That may be typical of government owned companies. Well over 80% of AREVA is owned by the government of France with some minority interest by Siemens and others.  From recent episodes concerning takeover bids for other companies and the recent announcement of a second EPR for France, it’s clear that the CEO of AREVA takes direction on important issues directly from the President of France. One would think that fact alone might hamper AREVA’s reactor sales in the United States but probably not in Canada where we are more accustomed to state-owned companies such as AECL for example.

Most of the power reactors in France are actually Westinghouse designs but the last four French reactors completed by 2000 were designed by Framatome (since absorbed into AREVA) and form AREVA’s main experience in reactor design with a lesser contribution from Siemens experience with German reactors in the more  distant past.

The EPR is a light (ordinary) water reactor using it both for moderation and coolant. Its fuel is enriched uranium with up to 5% uranium-235. In those respects, it is generically similar to its Westinghouse rival, the AP1000. However, one area in which it is very different is its power output, 1,600 MW (e) (electrical) compared to a powers of about 1,100 MW (e) for the AP1000 and 1,050 MW (e) for the AECL ACR-1000. The EPR is a more powerful unit than its rivals which is advantageous in terms of brute power production but could be a disadvantage in flexibility for deployment on the Ontario grid where an EPR would roughly be the equivalent of two Darlington reactors.

In my opinion the design appears to have become overly complex by attempting to address a great many issues at the same time. For example, it has a complex containment system consisting of a steel shell attached to a concrete shell presumably to harden the reactor against an aircraft strike. By now even the least sophisticated terrorists have realized that driving an aircraft into a reactor containment structure is unlikely to lead to the havoc they would wish to create. In some sense the old aphorism that   “generals always prepare for the last war” seems to apply to the EPR.

To counter an accident in which a hot reactor core of molten fuel might burrow into the earth, the notorious “China Syndrome”, the EPR has a “core catcher” consisting of a concrete basin specially designed to prevent this happening. Other features are separate compartments for the heat transport (coolant) pumps and a pool of water at the base of the reactor.

It seems that these special features may have caused some of the delays and cost overruns experienced during the construction of the first EPR at Olkiluoto, Finland which is already 25-50% over budget and more than two years behind schedule. Problems in welding the steel containment shell and pouring concrete to the required specifications for the core catcher are reported to have been problems.  The second EPR being built at Flamanville Normandy is also having some construction problems but apparently less severe than in Finland showing that AREVA is well on the learning curve.

Difficulties in constructability are just one class of the teething problems to be expected in bringing any new complex engineering design into operation and probably will be typical of all three of the so-called Generation 3 reactors under consideration in Canada.
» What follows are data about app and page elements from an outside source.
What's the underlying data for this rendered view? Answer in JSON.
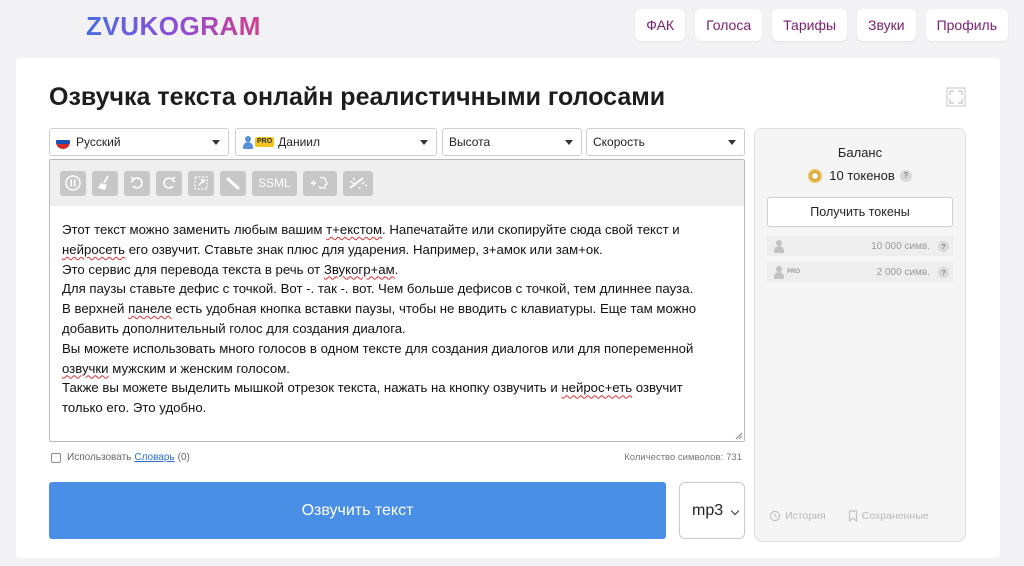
{
  "brand": {
    "name": "ZVUKOGRAM"
  },
  "nav": [
    "ФАК",
    "Голоса",
    "Тарифы",
    "Звуки",
    "Профиль"
  ],
  "page": {
    "title": "Озвучка текста онлайн реалистичными голосами"
  },
  "selects": {
    "language": "Русский",
    "voice": "Даниил",
    "voice_badge": "PRO",
    "pitch": "Высота",
    "speed": "Скорость"
  },
  "toolbar": {
    "ssml_label": "SSML"
  },
  "editor": {
    "lines": [
      [
        "Этот текст можно заменить любым вашим ",
        {
          "w": "т+екстом"
        },
        ". Напечатайте или скопируйте сюда свой текст и"
      ],
      [
        {
          "w": "нейросеть"
        },
        " его озвучит. Ставьте знак плюс для ударения. Например, з+амок или зам+ок."
      ],
      [
        "Это сервис для перевода текста в речь от ",
        {
          "w": "Звукогр+ам"
        },
        "."
      ],
      [
        "Для паузы ставьте дефис с точкой. Вот -. так -. вот. Чем больше дефисов с точкой, тем длиннее пауза."
      ],
      [
        "В верхней ",
        {
          "w": "панеле"
        },
        " есть удобная кнопка вставки паузы, чтобы не вводить с клавиатуры. Еще там можно"
      ],
      [
        "добавить дополнительный голос для создания диалога."
      ],
      [
        "Вы можете использовать много голосов в одном тексте для создания диалогов или для попеременной"
      ],
      [
        {
          "w": "озвучки"
        },
        " мужским и женским голосом."
      ],
      [
        "Также вы можете выделить мышкой отрезок текста, нажать на кнопку озвучить и ",
        {
          "w": "нейрос+еть"
        },
        " озвучит"
      ],
      [
        "только его. Это удобно."
      ]
    ]
  },
  "dictionary": {
    "prefix": "Использовать",
    "link": "Словарь",
    "count": "(0)"
  },
  "char_count": {
    "label": "Количество символов:",
    "value": "731"
  },
  "actions": {
    "voice_button": "Озвучить текст",
    "format": "mp3"
  },
  "balance": {
    "title": "Баланс",
    "tokens": "10 токенов",
    "get_tokens": "Получить токены",
    "quota_standard": "10 000 симв.",
    "quota_pro": "2 000 симв.",
    "pro_label": "PRO",
    "history": "История",
    "saved": "Сохраненные"
  },
  "colors": {
    "primary": "#4a8fe6",
    "nav_text": "#7a1f6e",
    "logo_gradient": [
      "#4a6fe0",
      "#d0408e"
    ]
  }
}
The AREVA projects are simply the furthest along whereas the first AP1000 has just started construction and the ACR-1000 has at least another four years to go before a construction start can be made. 

Although I have my own personal misgivings, the EPR would likely prove to be an adequate reactor for use in Canada.